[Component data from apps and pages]
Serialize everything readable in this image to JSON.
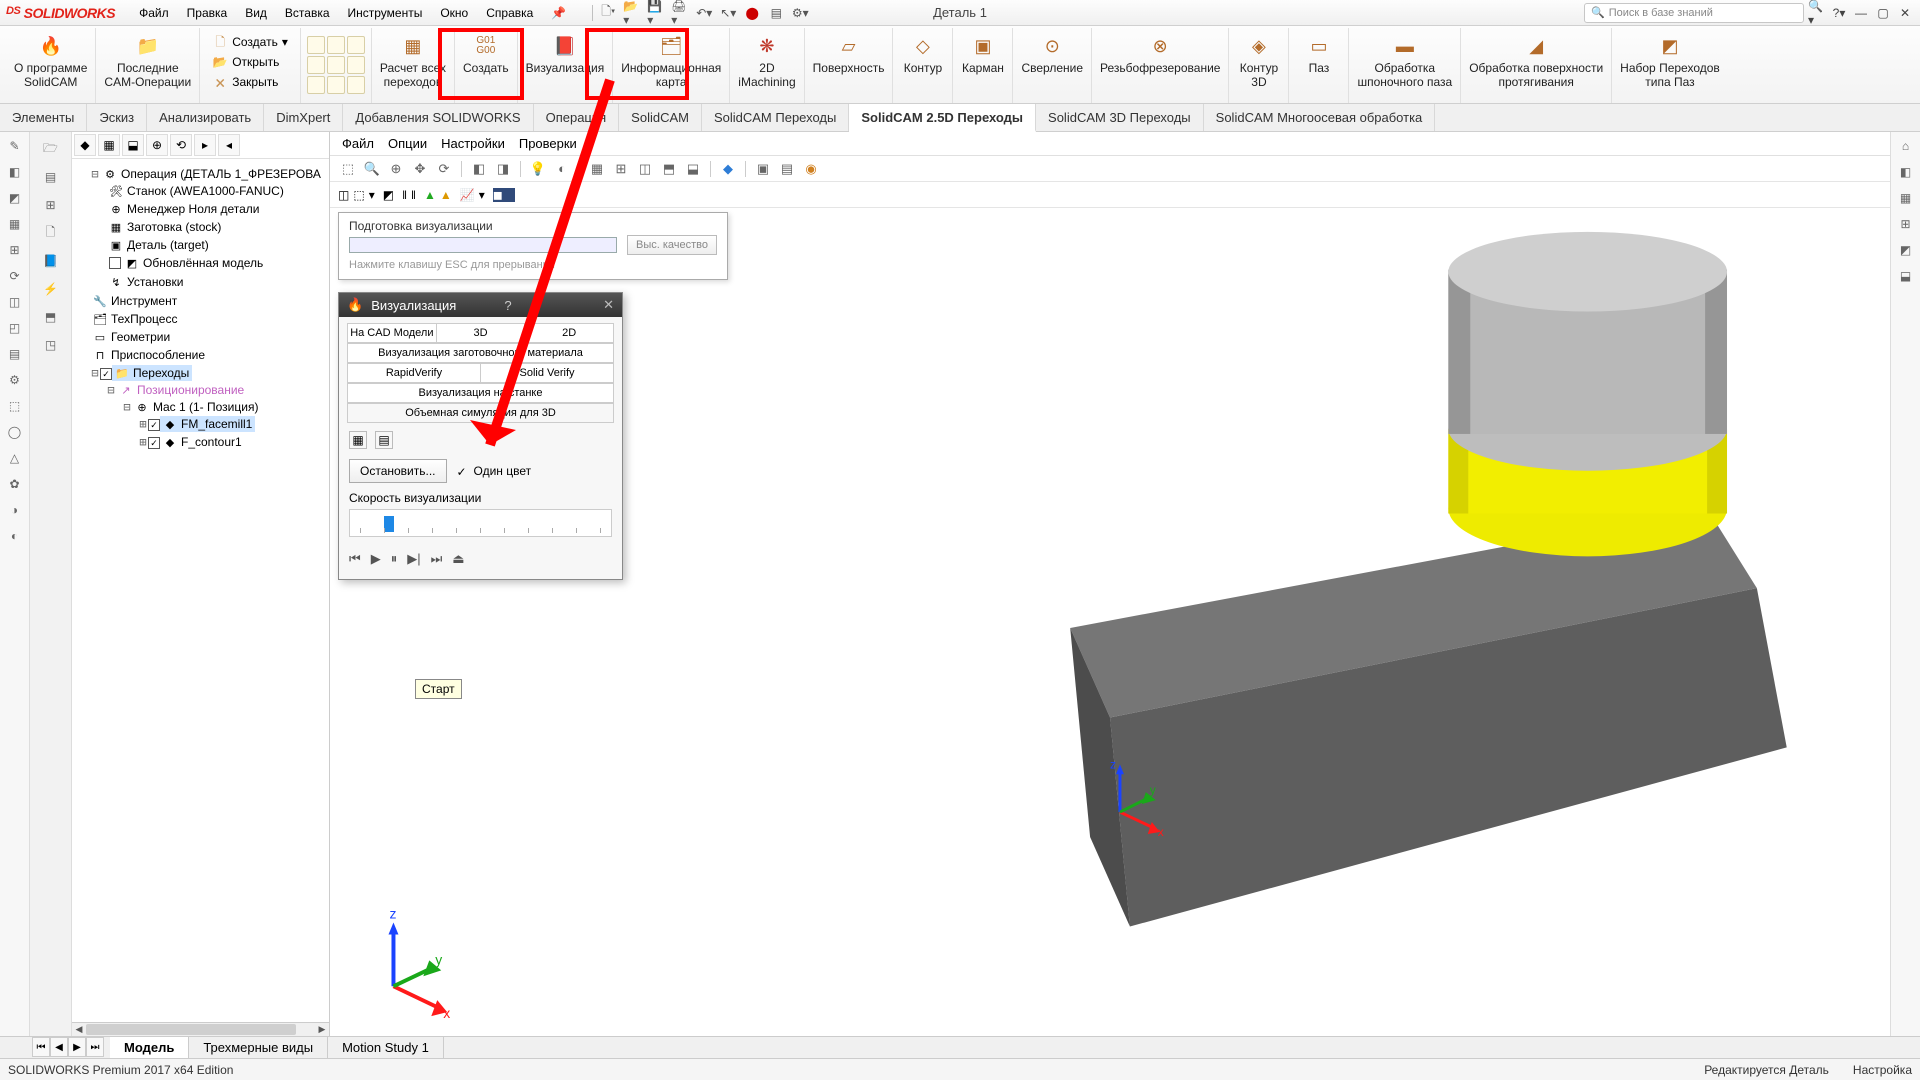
{
  "app": {
    "name": "SOLIDWORKS",
    "doc_title": "Деталь 1"
  },
  "search": {
    "placeholder": "Поиск в базе знаний"
  },
  "menu": [
    "Файл",
    "Правка",
    "Вид",
    "Вставка",
    "Инструменты",
    "Окно",
    "Справка"
  ],
  "ribbon": {
    "items": [
      {
        "label": "О программе\nSolidCAM"
      },
      {
        "label": "Последние\nCAM-Операции"
      },
      {
        "label": "Расчет всех\nпереходов"
      },
      {
        "label": "Создать"
      },
      {
        "label": "Визуализация"
      },
      {
        "label": "Информационная\nкарта"
      },
      {
        "label": "2D\niMachining"
      },
      {
        "label": "Поверхность"
      },
      {
        "label": "Контур"
      },
      {
        "label": "Карман"
      },
      {
        "label": "Сверление"
      },
      {
        "label": "Резьбофрезерование"
      },
      {
        "label": "Контур\n3D"
      },
      {
        "label": "Паз"
      },
      {
        "label": "Обработка\nшпоночного паза"
      },
      {
        "label": "Обработка поверхности\nпротягивания"
      },
      {
        "label": "Набор Переходов\nтипа Паз"
      }
    ],
    "file_ops": {
      "create": "Создать",
      "open": "Открыть",
      "close": "Закрыть"
    }
  },
  "tabs": [
    "Элементы",
    "Эскиз",
    "Анализировать",
    "DimXpert",
    "Добавления SOLIDWORKS",
    "Операция",
    "SolidCAM",
    "SolidCAM Переходы",
    "SolidCAM 2.5D Переходы",
    "SolidCAM 3D Переходы",
    "SolidCAM Многоосевая обработка"
  ],
  "tabs_active": 8,
  "tree": {
    "root": "Операция (ДЕТАЛЬ 1_ФРЕЗЕРОВА",
    "nodes": [
      "Станок (AWEA1000-FANUC)",
      "Менеджер Ноля детали",
      "Заготовка (stock)",
      "Деталь (target)",
      "Обновлённая модель",
      "Установки"
    ],
    "groups": [
      "Инструмент",
      "ТехПроцесс",
      "Геометрии",
      "Приспособление",
      "Переходы"
    ],
    "pos": "Позиционирование",
    "mac": "Mac 1 (1- Позиция)",
    "ops": [
      "FM_facemill1",
      "F_contour1"
    ]
  },
  "vp_menu": [
    "Файл",
    "Опции",
    "Настройки",
    "Проверки"
  ],
  "prep": {
    "title": "Подготовка визуализации",
    "btn": "Выс. качество",
    "hint": "Нажмите клавишу ESC для прерывания"
  },
  "sim": {
    "title": "Визуализация",
    "help": "?",
    "tabs_row1": [
      "На  CAD Модели",
      "3D",
      "2D"
    ],
    "tabs_row2_a": "Визуализация заготовочного материала",
    "tabs_row3": [
      "RapidVerify",
      "Solid Verify"
    ],
    "tabs_row4": "Визуализация на станке",
    "tabs_row5": "Объемная симуляция для 3D",
    "stop": "Остановить...",
    "one_color": "Один цвет",
    "speed_label": "Скорость визуализации",
    "tooltip": "Старт"
  },
  "bottom_tabs": [
    "Модель",
    "Трехмерные виды",
    "Motion Study 1"
  ],
  "bottom_active": 0,
  "status": {
    "left": "SOLIDWORKS Premium 2017 x64 Edition",
    "right1": "Редактируется Деталь",
    "right2": "Настройка"
  }
}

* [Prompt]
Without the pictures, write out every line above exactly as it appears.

* [Solution]
Serialize everything readable in this image to JSON.
{
  "app": {
    "name": "SOLIDWORKS",
    "doc_title": "Деталь 1"
  },
  "search": {
    "placeholder": "Поиск в базе знаний"
  },
  "menu": [
    "Файл",
    "Правка",
    "Вид",
    "Вставка",
    "Инструменты",
    "Окно",
    "Справка"
  ],
  "ribbon": {
    "items": [
      {
        "label": "О программе\nSolidCAM"
      },
      {
        "label": "Последние\nCAM-Операции"
      },
      {
        "label": "Расчет всех\nпереходов"
      },
      {
        "label": "Создать"
      },
      {
        "label": "Визуализация"
      },
      {
        "label": "Информационная\nкарта"
      },
      {
        "label": "2D\niMachining"
      },
      {
        "label": "Поверхность"
      },
      {
        "label": "Контур"
      },
      {
        "label": "Карман"
      },
      {
        "label": "Сверление"
      },
      {
        "label": "Резьбофрезерование"
      },
      {
        "label": "Контур\n3D"
      },
      {
        "label": "Паз"
      },
      {
        "label": "Обработка\nшпоночного паза"
      },
      {
        "label": "Обработка поверхности\nпротягивания"
      },
      {
        "label": "Набор Переходов\nтипа Паз"
      }
    ],
    "file_ops": {
      "create": "Создать",
      "open": "Открыть",
      "close": "Закрыть"
    }
  },
  "tabs": [
    "Элементы",
    "Эскиз",
    "Анализировать",
    "DimXpert",
    "Добавления SOLIDWORKS",
    "Операция",
    "SolidCAM",
    "SolidCAM Переходы",
    "SolidCAM 2.5D Переходы",
    "SolidCAM 3D Переходы",
    "SolidCAM Многоосевая обработка"
  ],
  "tabs_active": 8,
  "tree": {
    "root": "Операция (ДЕТАЛЬ 1_ФРЕЗЕРОВА",
    "nodes": [
      "Станок (AWEA1000-FANUC)",
      "Менеджер Ноля детали",
      "Заготовка (stock)",
      "Деталь (target)",
      "Обновлённая модель",
      "Установки"
    ],
    "groups": [
      "Инструмент",
      "ТехПроцесс",
      "Геометрии",
      "Приспособление",
      "Переходы"
    ],
    "pos": "Позиционирование",
    "mac": "Mac 1 (1- Позиция)",
    "ops": [
      "FM_facemill1",
      "F_contour1"
    ]
  },
  "vp_menu": [
    "Файл",
    "Опции",
    "Настройки",
    "Проверки"
  ],
  "prep": {
    "title": "Подготовка визуализации",
    "btn": "Выс. качество",
    "hint": "Нажмите клавишу ESC для прерывания"
  },
  "sim": {
    "title": "Визуализация",
    "help": "?",
    "tabs_row1": [
      "На  CAD Модели",
      "3D",
      "2D"
    ],
    "tabs_row2_a": "Визуализация заготовочного материала",
    "tabs_row3": [
      "RapidVerify",
      "Solid Verify"
    ],
    "tabs_row4": "Визуализация на станке",
    "tabs_row5": "Объемная симуляция для 3D",
    "stop": "Остановить...",
    "one_color": "Один цвет",
    "speed_label": "Скорость визуализации",
    "tooltip": "Старт"
  },
  "bottom_tabs": [
    "Модель",
    "Трехмерные виды",
    "Motion Study 1"
  ],
  "bottom_active": 0,
  "status": {
    "left": "SOLIDWORKS Premium 2017 x64 Edition",
    "right1": "Редактируется Деталь",
    "right2": "Настройка"
  }
}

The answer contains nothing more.